“If teachers have a positive experience [with our program at EMU], they will share that information with their high school students.”
Zuzana Tomas, assistant professor in the World Languages department, is talking about how her department uses a grant to recruit more graduate students to EMU.
The grant program, called WritEL, is focused on bringing in full-time K-12 teachers to EMU to pursue a graduate degree in TESOL. Through WritEL, 50% of tuition can be waived for teachers getting their Master’s, while 100% can get waived if the teachers decide to do research and work towards a PhD. According to Tomas, this grant has doubled enrollment in the TESOL program.
This is just one of several programs at EMU that get faculty more involved in student recruitment.
At the Faculty Affairs Board of Regents Meeting on Oct. 24, the focus was on how several current faculty programs were doing in regard to impacting student enrollment. Through the success of these programs, it is clear that faculty intervention is needed to bring more students to EMU.
“I was on the board at Albion College for 12 years and even though we were a lot smaller than Eastern, the fact is that there were too many of the faculty that felt that admissions was an 'admissions job' and not theirs,” says Regent Rich Baird.
Through the programs presented at the meeting, faculty who are involved and invested prove to be a powerful tool in bringing more students to EMU. This is especially true with recruiting high school students.
Michael McVey, a professor in Teacher Education, organizes an open house for high school students interested in teaching.
Faculty from the Education department donated their time for the day and hosted a series of mini lessons so that the students could get a taste of what they would be learning at EMU and a glimpse into what the life of a teacher would look like. Some of these lessons included topics like “Designing a Dream School” and “Learning Social Studies Outside of the Textbook.”
This event brought in about 30-40 high schoolers, with almost 100% committing to attend EMU. McVey concludes that even “just bringing students to campus makes a huge difference.”
While it is clear that engaging faculty in bringing in new students can make a positive impact on enrollment numbers, these types of programs need to be further supported by the university to encourage more faculty to participate.

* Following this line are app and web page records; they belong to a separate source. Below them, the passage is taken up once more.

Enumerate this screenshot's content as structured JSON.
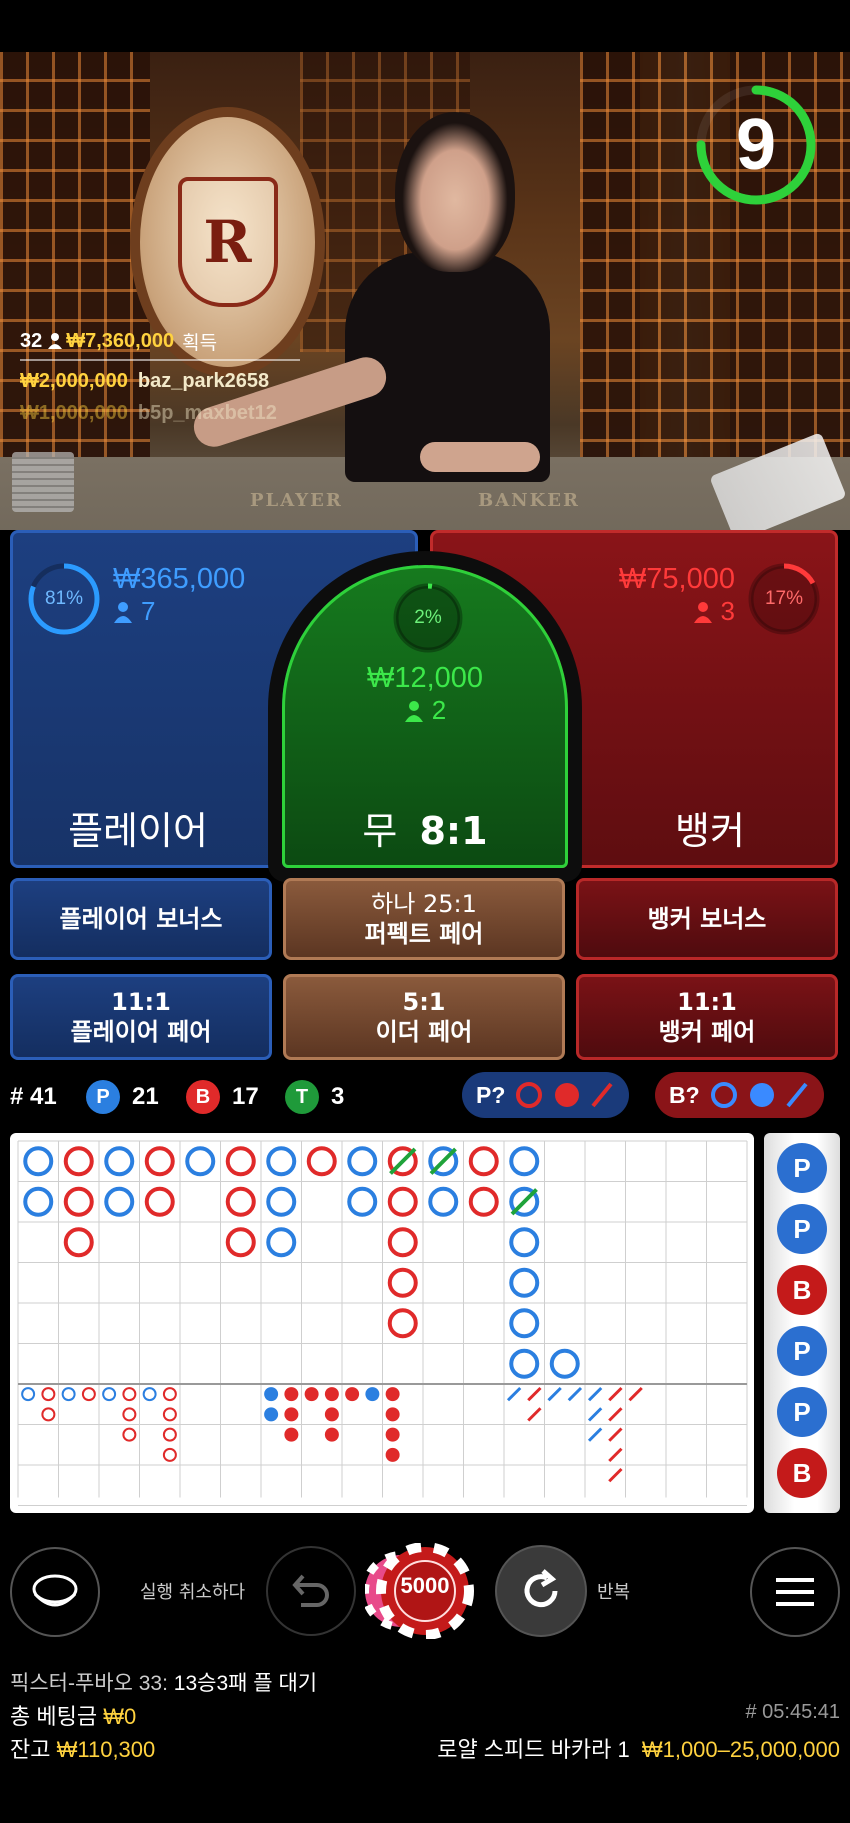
{
  "video": {
    "felt_player": "PLAYER",
    "felt_banker": "BANKER",
    "logo_letter": "R",
    "timer": "9",
    "timer_fraction": 0.75
  },
  "winners": {
    "count": "32",
    "total": "₩7,360,000",
    "total_suffix": "획득",
    "rows": [
      {
        "amount": "₩2,000,000",
        "user": "baz_park2658"
      },
      {
        "amount": "₩1,000,000",
        "user": "b5p_maxbet12"
      }
    ]
  },
  "player": {
    "pct": "81%",
    "pct_value": 0.81,
    "amount": "₩365,000",
    "count": "7",
    "label": "플레이어"
  },
  "tie": {
    "pct": "2%",
    "pct_value": 0.02,
    "amount": "₩12,000",
    "count": "2",
    "label": "무",
    "odds": "8:1"
  },
  "banker": {
    "pct": "17%",
    "pct_value": 0.17,
    "amount": "₩75,000",
    "count": "3",
    "label": "뱅커"
  },
  "side_bets": {
    "player_bonus": "플레이어 보너스",
    "perfect_pair_top": "하나 25:1",
    "perfect_pair": "퍼펙트 페어",
    "banker_bonus": "뱅커 보너스",
    "player_pair_odds": "11:1",
    "player_pair": "플레이어 페어",
    "either_pair_odds": "5:1",
    "either_pair": "이더 페어",
    "banker_pair_odds": "11:1",
    "banker_pair": "뱅커 페어"
  },
  "stats": {
    "round": "# 41",
    "p_letter": "P",
    "p_count": "21",
    "b_letter": "B",
    "b_count": "17",
    "t_letter": "T",
    "t_count": "3",
    "p_predict": "P?",
    "b_predict": "B?"
  },
  "side_road": [
    "P",
    "P",
    "B",
    "P",
    "P",
    "B"
  ],
  "controls": {
    "undo_label": "실행 취소하다",
    "chip_value": "5000",
    "repeat_label": "반복"
  },
  "footer": {
    "streak_label": "픽스터-푸바오 33:",
    "streak_value": "13승3패 플 대기",
    "total_bet_label": "총 베팅금",
    "total_bet_value": "₩0",
    "game_id": "# 05:45:41",
    "balance_label": "잔고",
    "balance_value": "₩110,300",
    "table_name": "로얄 스피드 바카라 1",
    "table_limits": "₩1,000–25,000,000"
  },
  "colors": {
    "player_blue": "#2b7fe0",
    "banker_red": "#e02a2a",
    "tie_green": "#2ed13a",
    "gold": "#ffd23f"
  }
}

By incentivizing faculty or offering more recognition to them, it is possible that more programs like these will develop.

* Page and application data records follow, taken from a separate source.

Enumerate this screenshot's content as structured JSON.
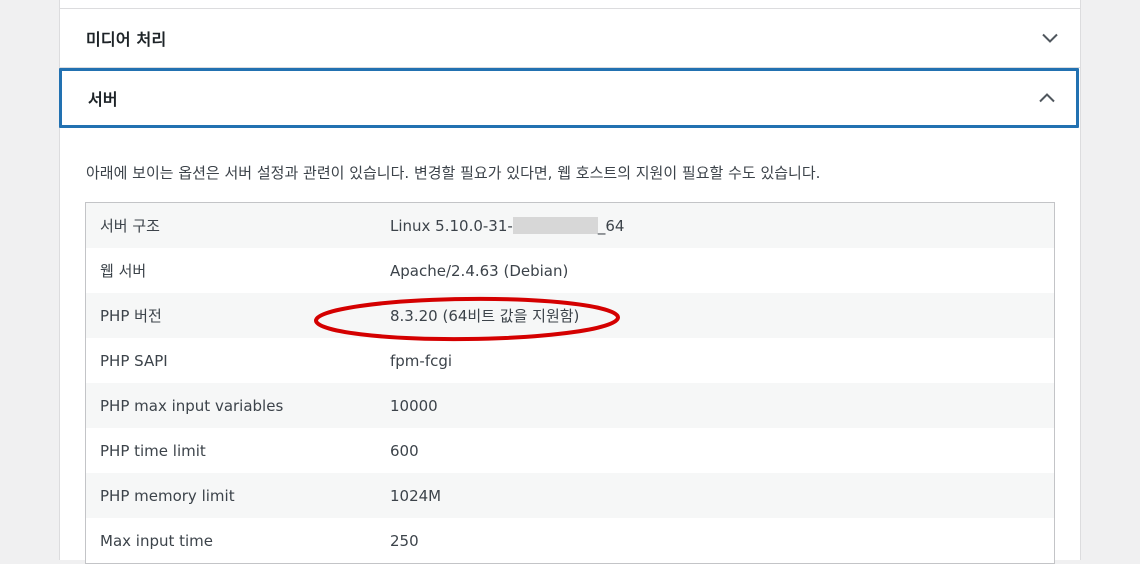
{
  "sections": {
    "media": {
      "title": "미디어 처리",
      "expanded": false,
      "icon": "chevron-down-icon"
    },
    "server": {
      "title": "서버",
      "expanded": true,
      "icon": "chevron-up-icon"
    }
  },
  "server_description": "아래에 보이는 옵션은 서버 설정과 관련이 있습니다. 변경할 필요가 있다면, 웹 호스트의 지원이 필요할 수도 있습니다.",
  "server_info": {
    "rows": [
      {
        "label": "서버 구조",
        "value_prefix": "Linux 5.10.0-31-",
        "value_suffix": "_64",
        "redacted": true
      },
      {
        "label": "웹 서버",
        "value": "Apache/2.4.63 (Debian)"
      },
      {
        "label": "PHP 버전",
        "value": "8.3.20 (64비트 값을 지원함)",
        "highlighted": true
      },
      {
        "label": "PHP SAPI",
        "value": "fpm-fcgi"
      },
      {
        "label": "PHP max input variables",
        "value": "10000"
      },
      {
        "label": "PHP time limit",
        "value": "600"
      },
      {
        "label": "PHP memory limit",
        "value": "1024M"
      },
      {
        "label": "Max input time",
        "value": "250"
      }
    ]
  },
  "colors": {
    "focus_border": "#2271b1",
    "annotation_circle": "#d40000",
    "row_alt": "#f6f7f7"
  }
}
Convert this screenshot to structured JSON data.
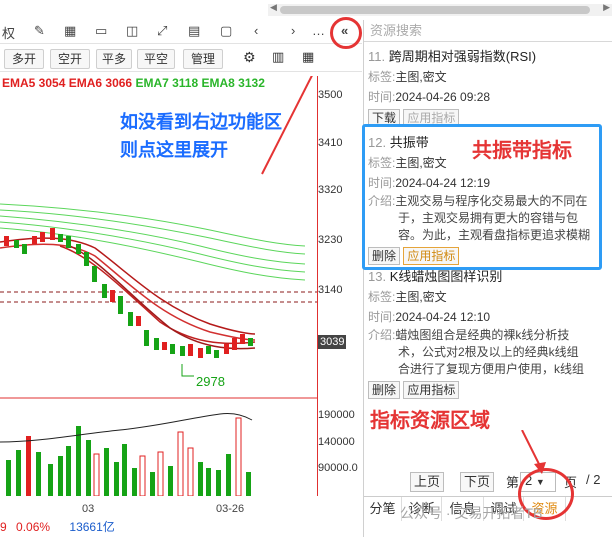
{
  "toolbar_top": {
    "first_char": "权",
    "close_glyph": "✕",
    "more": "…"
  },
  "buttons": [
    "多开",
    "空开",
    "平多",
    "平空",
    "管理"
  ],
  "ema": {
    "ema5": "EMA5 3054",
    "ema6": "EMA6 3066",
    "ema7": "EMA7 3118",
    "ema8": "EMA8 3132"
  },
  "price_axis": [
    "3500",
    "3410",
    "3320",
    "3230",
    "3140",
    "3039"
  ],
  "volume_axis": [
    "190000",
    "140000",
    "90000.0"
  ],
  "current_price": "3039",
  "low_label": "2978",
  "dates": {
    "d1": "03",
    "d2": "03-26"
  },
  "annotations": {
    "expand_line1": "如没看到右边功能区",
    "expand_line2": "则点这里展开",
    "resonance": "共振带指标",
    "resource_area": "指标资源区域"
  },
  "bottom_status": {
    "a": "9",
    "b": "0.06%",
    "c": "13661亿"
  },
  "right_panel": {
    "search_placeholder": "资源搜索",
    "items": [
      {
        "num": "11.",
        "title": "跨周期相对强弱指数(RSI)",
        "tag_label": "标签:",
        "tags": "主图,密文",
        "time_label": "时间:",
        "time": "2024-04-26 09:28",
        "btn1": "下载",
        "btn2": "应用指标"
      },
      {
        "num": "12.",
        "title": "共振带",
        "tag_label": "标签:",
        "tags": "主图,密文",
        "time_label": "时间:",
        "time": "2024-04-24 12:19",
        "desc_label": "介绍:",
        "desc1": "主观交易与程序化交易最大的不同在",
        "desc2": "于，主观交易拥有更大的容错与包",
        "desc3": "容。为此，主观看盘指标更追求模糊",
        "btn1": "删除",
        "btn2": "应用指标"
      },
      {
        "num": "13.",
        "title": "K线蜡烛图图样识别",
        "tag_label": "标签:",
        "tags": "主图,密文",
        "time_label": "时间:",
        "time": "2024-04-24 12:10",
        "desc_label": "介绍:",
        "desc1": "蜡烛图组合是经典的裸k线分析技",
        "desc2": "术，公式对2根及以上的经典k线组",
        "desc3": "合进行了复现方便用户使用，k线组",
        "btn1": "删除",
        "btn2": "应用指标"
      }
    ],
    "pager": {
      "prev": "上页",
      "next": "下页",
      "page_prefix": "第",
      "page_value": "2",
      "page_suffix": "页",
      "total": "/ 2"
    },
    "tabs": [
      "分笔",
      "诊断",
      "信息",
      "调试",
      "资源"
    ]
  },
  "watermark": "公众号 · 交易开拓者TB",
  "colors": {
    "accent_blue": "#1a6cff",
    "accent_red": "#e53434",
    "candle_red": "#e02020",
    "candle_green": "#16a316"
  }
}
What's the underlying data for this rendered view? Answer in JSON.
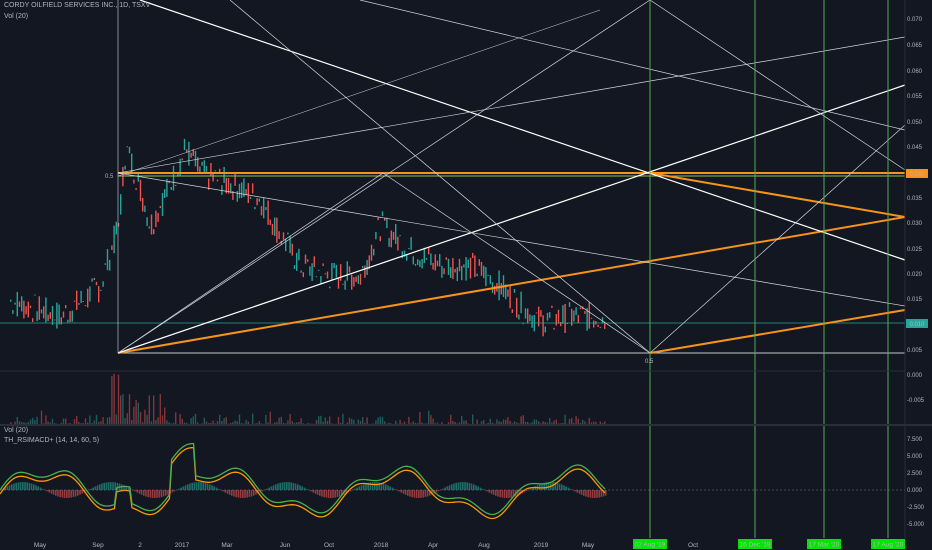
{
  "header": {
    "symbol_line": "CORDY OILFIELD SERVICES INC., 1D, TSXV",
    "vol_label": "Vol (20)",
    "sub_vol_label": "Vol (20)",
    "indicator_label": "TH_RSIMACD+ (14, 14, 60, 5)"
  },
  "price_axis": {
    "ticks": [
      "0.070",
      "0.065",
      "0.060",
      "0.055",
      "0.050",
      "0.045",
      "0.040",
      "0.035",
      "0.030",
      "0.025",
      "0.020",
      "0.015",
      "0.010",
      "0.005",
      "0.000",
      "-0.005"
    ],
    "current_price_badge": "0.040",
    "level_badge": "0.010"
  },
  "indicator_axis": {
    "ticks": [
      "7.500",
      "5.000",
      "2.500",
      "0.000",
      "-2.500",
      "-5.000"
    ]
  },
  "time_axis": {
    "labels": [
      "May",
      "Sep",
      "2",
      "2017",
      "Mar",
      "Jun",
      "Oct",
      "2018",
      "Apr",
      "Aug",
      "2019",
      "May",
      "Oct"
    ],
    "date_badges": [
      "02 Aug '19",
      "16 Dec '19",
      "17 Mar '20",
      "17 Aug '20"
    ]
  },
  "annotations": {
    "fib_left": "0.5",
    "fib_bottom": "0.5"
  },
  "colors": {
    "background": "#131722",
    "up": "#26a69a",
    "down": "#ef5350",
    "orange": "#f7931a",
    "green_line": "#4caf50",
    "white_line": "#ffffff",
    "badge_green": "#00e600"
  }
}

For Harriet Lindsay of the Department of Chemistry, her program was greatly assisted by administrators who could help her overcome barriers that came with developing the program. In order to bring more students to campus, Lindsay organized a summer science program meant to show high schoolers what college-level research in science looks like by pairing them to work one-on-one with EMU faculty.
Figuring out ways to effectively organize and carry out programs to increase student enrollment will remain a topic that the Regents, as well as faculty, will be thinking about.

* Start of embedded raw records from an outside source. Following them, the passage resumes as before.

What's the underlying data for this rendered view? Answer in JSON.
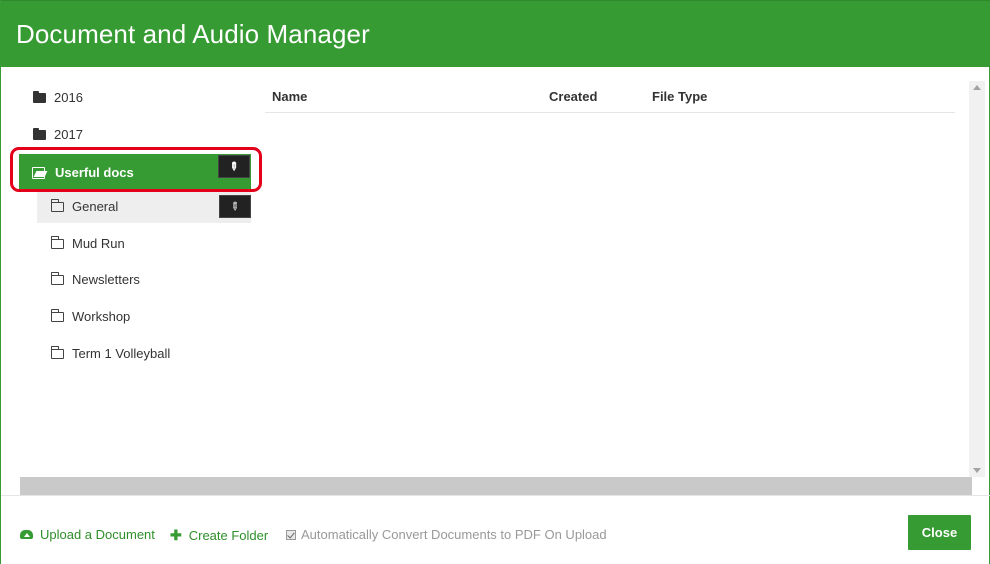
{
  "header": {
    "title": "Document and Audio Manager"
  },
  "tree": {
    "top_items": [
      {
        "label": "2016"
      },
      {
        "label": "2017"
      }
    ],
    "active_folder": {
      "label": "Userful docs"
    },
    "sub_items": [
      {
        "label": "General"
      },
      {
        "label": "Mud Run"
      },
      {
        "label": "Newsletters"
      },
      {
        "label": "Workshop"
      },
      {
        "label": "Term 1 Volleyball"
      }
    ]
  },
  "table": {
    "columns": [
      "Name",
      "Created",
      "File Type"
    ]
  },
  "footer": {
    "upload_label": "Upload a Document",
    "create_folder_label": "Create Folder",
    "auto_convert_label": "Automatically Convert Documents to PDF On Upload",
    "auto_convert_checked": true,
    "close_label": "Close"
  },
  "colors": {
    "accent": "#369b32",
    "highlight": "#e4001b"
  }
}
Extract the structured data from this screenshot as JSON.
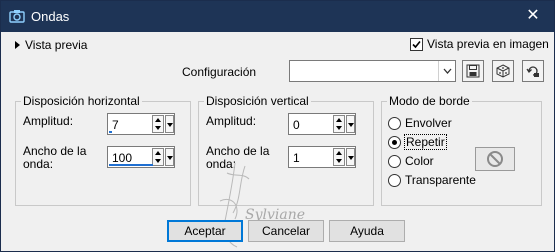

According to Regent Dennis Beagen, “This is a conversation we needed to have a long time ago."